Sept. 19: “Demons 2” (7:30 and 9:30 p.m.). For his first season of "Terrors" in 2016, Vullo showed the Italian horror film "Demons." A fan of the genre, Vullo has now programmed its 1986 sequel, also from director Lamberto Bava (the son of Mario Bava) and co-written and produced by Dario Argento.
Oct. 31: “The Lost Boys” (7:30 and 9:35 p.m.). This clever take on the vampire genre is hilarious yet terrifying as a mother and her sons move to a California coastal town controlled by nasty teen vampires. (Did I mention Kiefer Sutherland plays their sneering leader?) DJ Nelson Rivera will play spooky tunes before the movie.
Nov. 21: “Demon Wind” (7:30 and 9:35 p.m.). A farm. Friends. Demons. Mysterious fog. Check, check, check and check all of those horror tropes for this 1990 film from director Charles Philip Moore. Lou Diamond Phillips has an uncredited role as a demon. We won't say more since: "It’s the type of movie best enjoyed with a 'Terrors' audience and without much prior knowledge of it beforehand."
Dec. 12: “Black Christmas” (7:30 and 9:35 p.m.). This is the original 1974 film from Bob Clark (not the 2006 or 2019 remakes) and is considered one of the earliest in the slasher film genre.

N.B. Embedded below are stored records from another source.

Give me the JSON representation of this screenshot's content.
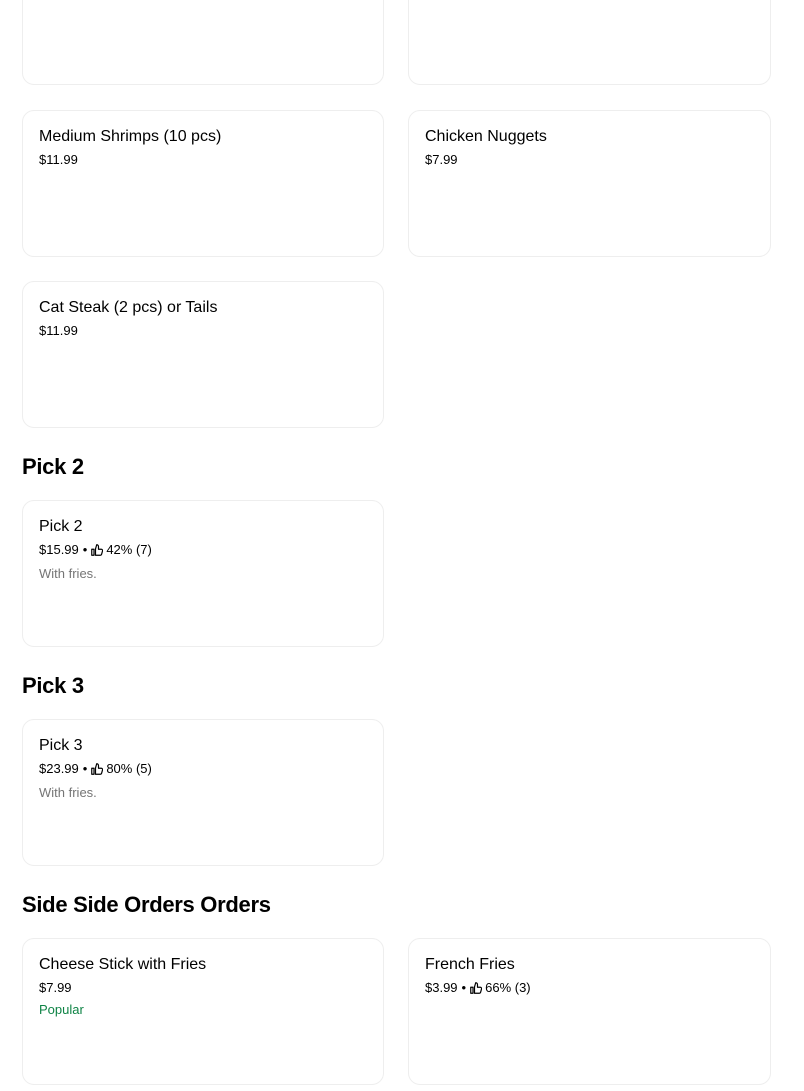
{
  "menu": {
    "items": [
      {
        "name": "Medium Shrimps (10 pcs)",
        "price": "$11.99"
      },
      {
        "name": "Chicken Nuggets",
        "price": "$7.99"
      },
      {
        "name": "Cat Steak (2 pcs) or Tails",
        "price": "$11.99"
      }
    ]
  },
  "sections": [
    {
      "title": "Pick 2",
      "items": [
        {
          "name": "Pick 2",
          "price": "$15.99",
          "separator": "•",
          "rating": "42% (7)",
          "description": "With fries."
        }
      ]
    },
    {
      "title": "Pick 3",
      "items": [
        {
          "name": "Pick 3",
          "price": "$23.99",
          "separator": "•",
          "rating": "80% (5)",
          "description": "With fries."
        }
      ]
    },
    {
      "title": "Side Side Orders Orders",
      "items": [
        {
          "name": "Cheese Stick with Fries",
          "price": "$7.99",
          "badge": "Popular"
        },
        {
          "name": "French Fries",
          "price": "$3.99",
          "separator": "•",
          "rating": "66% (3)"
        }
      ]
    }
  ],
  "colors": {
    "popular_badge": "#0e8345",
    "description_text": "#757575",
    "card_border": "#eeeeee"
  },
  "icons": {
    "rating": "thumbs-up-icon"
  }
}
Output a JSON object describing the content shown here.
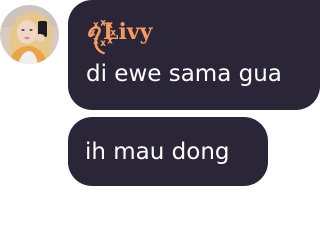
{
  "messages": [
    {
      "sender": "ꪖ꙰꙰Livy",
      "text": "di ewe sama gua"
    },
    {
      "text": "ih mau dong"
    }
  ],
  "colors": {
    "bubble": "#2b2538",
    "sender_name": "#f29a5f",
    "message_text": "#ffffff"
  },
  "avatar": {
    "icon": "profile-photo-avatar"
  }
}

You may have seen this under the original U.S. title "Silent Night, Evil Night." Olivia Hussey, Keir Dullea and Margot Kidder star.